BALTIMORE, Md. – Juddmonte multiple graded-stakes winning homebred Set Piece (GB), returning to the site of his most recent victory, duplicated the effort four months later with a last-to-first 1 ½-length victory in Saturday’s $200,000 Baltimore-Washington International Turf Cup (G3) at historic Pimlico Race Course.
The 14th running of the one-mile BWI Turf Cup for 3-year-olds and up was the last of four stakes worth $475,000 in purses following the $75,000 Shine Again won by Swayin to and Fro, $100,000 All Along where In a Hurry earned her elusive first stakes victory, and $100,000 Lite the Fuse won in a runaway by Sibelius.
Ridden by Sheldon Russell for Brad Cox, the two-time defending Eclipse Award-winning trainer, Set Piece completed the distance in 1:35.70 over the firm course. Pao Alto, a group stakes winner in France and Qatar, was second, a half-length ahead of 8-5 favorite Public Sector.
“That’s kind of his race. He’s not super-fast, but he comes running at the end,” Cox’s assistant Katie Tolbert said. “You just have to kind of keep him relaxed and save some ground and find a good spot. He loves it here. He ran great here on Preakness weekend. That’s kind of his race and Sheldon rode him perfect. We’re super happy with him.”
Set Piece rallied to win the 1 1/16-mile Dinner Party (G2) May 21 on the undercard of the 147th Preakness Stakes (G1), and since had finished off the board in the Forbidden Apple (G3) and Arlington Million (G1), the latter Aug. 13 following a slow start over a surface rated good.
Aboard for the first time, Russell was unhurried on Set Piece and trailed the field as Grade 3 winner Bizzee Channel, racing first time off the claim for owner-trainer Lacey Gaudet, went the opening quarter-mile in 24.05 seconds and a half in 48.26 pressed by 21-1 long shot English Tavern. Russell began to move on Set Piece around the turn and straightened for home with sights set on the lead, rolling through the stretch to pass horses on the far outside.
“On paper there wasn’t a whole lot of pace, and I think that was my biggest worry. They went lot faster than I thought they would have,” Russell said. “I thought Lacey’s horse was the only one that would show some speed. [Set Piece] was nice and relaxed and I was never really worried because every furlong he sort of caught up to them.
“At the half-mile pole, I had a double handful, and it was just whether or not I could keep him in the clear. I got him outside and he took off,” he added. “Very, very nice. I think it helped that he won over this course before. I got really lucky and was fortunate to be able to ride him today.”
Stakes winner Sifting Sands, the Chad Brown-trained stablemate of Public Sector who had been undefeated in three starts at one mile, finished fourth followed by English Tavern and English Channel.
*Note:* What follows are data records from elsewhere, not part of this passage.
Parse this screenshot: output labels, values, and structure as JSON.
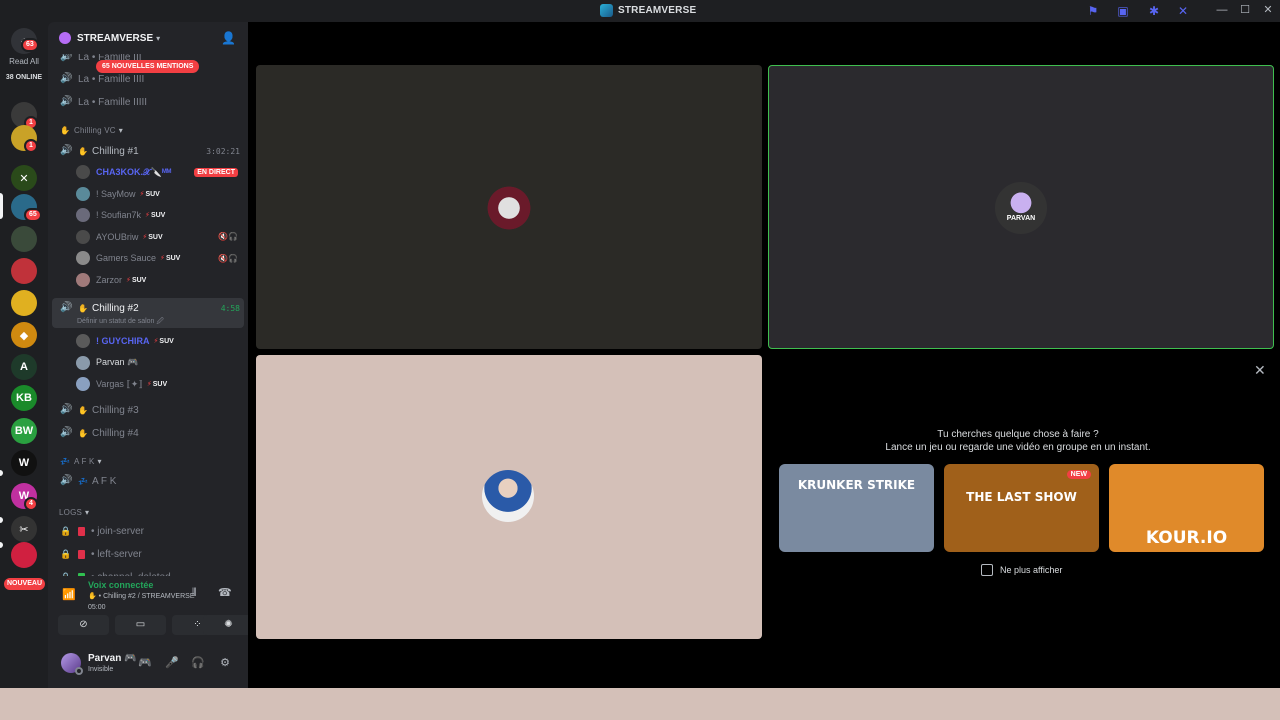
{
  "window": {
    "title": "STREAMVERSE",
    "controls": [
      "minimize",
      "maximize",
      "close"
    ]
  },
  "rail": {
    "home_badge": "63",
    "read_all": "Read All",
    "online_count": "38 ONLINE",
    "servers": [
      {
        "name": "server-1",
        "badge": "1",
        "color": "#3a3a3a",
        "glyph": ""
      },
      {
        "name": "server-2",
        "badge": "1",
        "color": "#c9a227",
        "glyph": ""
      },
      {
        "name": "server-3",
        "badge": "",
        "color": "#2a4a1a",
        "glyph": "✕"
      },
      {
        "name": "server-4",
        "badge": "65",
        "color": "#2a6a8a",
        "glyph": ""
      },
      {
        "name": "server-5",
        "badge": "",
        "color": "#3a4a3a",
        "glyph": ""
      },
      {
        "name": "server-6",
        "badge": "",
        "color": "#c0323a",
        "glyph": ""
      },
      {
        "name": "server-7",
        "badge": "",
        "color": "#e0b020",
        "glyph": ""
      },
      {
        "name": "server-8",
        "badge": "",
        "color": "#d08a10",
        "glyph": "◆"
      },
      {
        "name": "server-9",
        "badge": "",
        "color": "#1e3a2a",
        "glyph": "A"
      },
      {
        "name": "server-10",
        "badge": "",
        "color": "#1a8a2a",
        "glyph": "KB"
      },
      {
        "name": "server-11",
        "badge": "",
        "color": "#2aa040",
        "glyph": "BW"
      },
      {
        "name": "server-12",
        "badge": "",
        "color": "#111",
        "glyph": "W"
      },
      {
        "name": "server-13",
        "badge": "4",
        "color": "#c030a0",
        "glyph": "W"
      },
      {
        "name": "server-14",
        "badge": "",
        "color": "#333",
        "glyph": "✂"
      },
      {
        "name": "server-15",
        "badge": "",
        "color": "#d02040",
        "glyph": ""
      }
    ],
    "new_label": "NOUVEAU"
  },
  "sidebar": {
    "server_name": "STREAMVERSE",
    "mentions_pill": "65 NOUVELLES MENTIONS",
    "channels_top": [
      {
        "label": "La • Famille III"
      },
      {
        "label": "La • Famille IIII"
      },
      {
        "label": "La • Famille IIIII"
      }
    ],
    "category_chilling": "Chilling VC",
    "chilling1": {
      "label": "Chilling #1",
      "timer": "3:02:21"
    },
    "chilling1_users": [
      {
        "name": "CHA3KOK.𝒳🔪ᴹᴹ",
        "tag": "",
        "live": "EN DIRECT",
        "color": "#4a4a4a"
      },
      {
        "name": "! SayMow",
        "tag": "SUV",
        "live": "",
        "color": "#5a8a9a"
      },
      {
        "name": "! Soufian7k",
        "tag": "SUV",
        "live": "",
        "color": "#6a6a7a"
      },
      {
        "name": "AYOUBriw",
        "tag": "SUV",
        "live": "",
        "color": "#4a4a4a",
        "icons": "🔇🎧"
      },
      {
        "name": "Gamers Sauce",
        "tag": "SUV",
        "live": "",
        "color": "#8a8a8a",
        "icons": "🔇🎧"
      },
      {
        "name": "Zarzor",
        "tag": "SUV",
        "live": "",
        "color": "#a07a7a"
      }
    ],
    "chilling2": {
      "label": "Chilling #2",
      "timer": "4:58",
      "status_hint": "Définir un statut de salon 🖉"
    },
    "chilling2_users": [
      {
        "name": "! GUYCHIRA",
        "tag": "SUV",
        "color": "#5a5a5a"
      },
      {
        "name": "Parvan 🎮",
        "tag": "",
        "color": "#8a9aaa"
      },
      {
        "name": "Vargas ⟦✦⟧",
        "tag": "SUV",
        "color": "#8aa0c0"
      }
    ],
    "chilling3": "Chilling #3",
    "chilling4": "Chilling #4",
    "category_afk": "A F K",
    "afk_channel": "A F K",
    "category_logs": "LOGS",
    "logs": [
      {
        "label": "join-server",
        "color": "#e0304a"
      },
      {
        "label": "left-server",
        "color": "#e0304a"
      },
      {
        "label": "channel_deleted",
        "color": "#30c050"
      }
    ]
  },
  "voice": {
    "status": "Voix connectée",
    "channel": "Chilling #2 / STREAMVERSE",
    "elapsed": "05:00"
  },
  "user": {
    "name": "Parvan 🎮",
    "status": "Invisible"
  },
  "stage": {
    "promo_line1": "Tu cherches quelque chose à faire ?",
    "promo_line2": "Lance un jeu ou regarde une vidéo en groupe en un instant.",
    "games": [
      {
        "title": "KRUNKER STRIKE",
        "new": "",
        "bg": "#7a8aa0"
      },
      {
        "title": "THE LAST SHOW",
        "new": "NEW",
        "bg": "#a0601a"
      },
      {
        "title": "KOUR.IO",
        "new": "",
        "bg": "#e08a2a"
      }
    ],
    "dont_show": "Ne plus afficher",
    "avatar2_text": "PARVAN"
  }
}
Field Pass, the defending BWI Turf Cup champion, was scratched.
It was the sixth career stakes win and third in graded company for Set Piece, a 6-year-old English-bred son of Dansili. For Russell, it was his first stakes win since coming back in July from a 10-month absence due to injury. He finished first on English Tavern in the July 16 Prince George’s County at Laurel Park, but the horse was disqualified and placed second for interference.
Represented by agent Marty Leonard, Russell rode in all four stakes Saturday finishing second with Grade 3 winner Jaxon Traveler in the Lite the Fuse, third on Lake Lucerne in the All Along and eighth aboard Peyton Elizabeth in the Shine Again.
“It’s always nice. [Set Piece] is a really, really nice horse,” Russell said. “Today I had some really live chances and, to be fair, all the horses ran good they just maybe found one better. He gave me a great trip. Thank you to Brad and his team and Juddmonte for the opportunity and fair play to my agent for getting me on this type of horse.
“After every race I’m flicking the page going on to the next page and it’s just a better horse, a bigger race, another opportunity,” he added. “This was the biggest one of the day so this one counts and this one felt good.”
The BWI Turf Cup began as the Colonial Turf Cup in 2005 at Colonial Downs. It was cut back to one mile and renamed the Commonwealth Cup after being moved to Laurel Park in 2015, contested as the Commonwealth Turf Cup in 2016 and under its current name since 2017. The race was not run in 2020 when the coronavirus pandemic altered the stakes schedule.
David Joseph/Maryland Jockey Club
Photo by Jim McCue/Maryland Jockey Club